I am looking forward to inviting Dr. Deborah Stine to Princeton for this half-day workshop. Princeton Citizen Scientists will be hosting this event in conjunction with GradFutures – it promises to be a great day for all interested in pursuing policy after Princeton.
Proud of our team for placing second in this year’s United States Association for Energy Economics (USAEE) case competition. This year’s prompt meant analyzing the fairest and most feasible means of allocating carbon direct removal (CDR) efforts internationally.
I am admittedly wary of conversations that revolve around CDR, as they can divert attention from the critical emissions mitigation efforts that should come first. CDR is useful if we rely on it to reverse historical emissions; it should not be wielded to delay divestment from fossil fuels. Despite this hesitation, I did enjoy the opportunity to do a deep-dive on the ethics and geographic potential of international CDR efforts. This was a great chance for me to think deeply about fair solutions to international collaboration. And I was thrilled to be able to team up with these colleagues (fellow students) whom I so deeply respect.
Most of my portion of our prize money will go to The Conservation Fund. The Conservation Fund protects America’s natural resources to ‘promote climate resiliency’. This is one of my preferred charitable organizations; it gets an ‘A+’ rating from CharityWatch for its transparent and efficient use of donations.
I am proud to have been accepted to teach a Princeton Wintersession class on Science Communication.

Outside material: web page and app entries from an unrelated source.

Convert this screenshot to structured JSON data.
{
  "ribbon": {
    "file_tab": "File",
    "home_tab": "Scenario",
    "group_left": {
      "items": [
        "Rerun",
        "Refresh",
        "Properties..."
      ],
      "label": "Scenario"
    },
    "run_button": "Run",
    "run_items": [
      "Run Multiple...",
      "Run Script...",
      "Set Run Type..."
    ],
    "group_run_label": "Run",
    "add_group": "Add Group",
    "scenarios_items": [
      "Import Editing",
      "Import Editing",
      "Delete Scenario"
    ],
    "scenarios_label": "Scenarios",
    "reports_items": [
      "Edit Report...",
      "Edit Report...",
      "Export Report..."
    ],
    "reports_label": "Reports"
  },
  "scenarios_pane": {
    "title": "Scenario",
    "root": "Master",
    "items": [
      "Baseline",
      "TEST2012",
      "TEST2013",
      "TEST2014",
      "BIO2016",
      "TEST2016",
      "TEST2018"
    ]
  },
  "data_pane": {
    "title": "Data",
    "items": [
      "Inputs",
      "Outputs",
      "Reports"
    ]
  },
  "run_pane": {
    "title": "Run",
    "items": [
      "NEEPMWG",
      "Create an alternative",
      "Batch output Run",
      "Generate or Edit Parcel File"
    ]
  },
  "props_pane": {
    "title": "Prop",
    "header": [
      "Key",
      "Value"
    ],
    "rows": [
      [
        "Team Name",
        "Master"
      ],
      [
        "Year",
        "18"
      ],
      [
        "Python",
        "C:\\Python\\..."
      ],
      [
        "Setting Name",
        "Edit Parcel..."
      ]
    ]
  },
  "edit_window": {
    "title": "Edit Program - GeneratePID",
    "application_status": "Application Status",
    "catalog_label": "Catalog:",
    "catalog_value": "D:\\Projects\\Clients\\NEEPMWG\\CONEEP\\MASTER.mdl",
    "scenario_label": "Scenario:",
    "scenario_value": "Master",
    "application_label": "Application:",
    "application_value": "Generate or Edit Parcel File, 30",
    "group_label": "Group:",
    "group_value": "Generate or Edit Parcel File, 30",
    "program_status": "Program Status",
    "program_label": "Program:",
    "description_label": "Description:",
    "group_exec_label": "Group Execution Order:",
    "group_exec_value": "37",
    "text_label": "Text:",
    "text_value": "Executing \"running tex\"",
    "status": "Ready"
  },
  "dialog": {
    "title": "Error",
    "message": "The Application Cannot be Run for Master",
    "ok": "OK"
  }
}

We formed our curriculum in collaboration with Princeton Insights, an organization that aggregates and summarizes important research coming out of the university. In our class, we will be exploring how to conduct and explain research in order to maximize its public impact and political relevance.
Ethical, fact-based public policy is a core passion of mine. Writing this mini-course has been a great exploration in policy and the research that justifies and underpins it.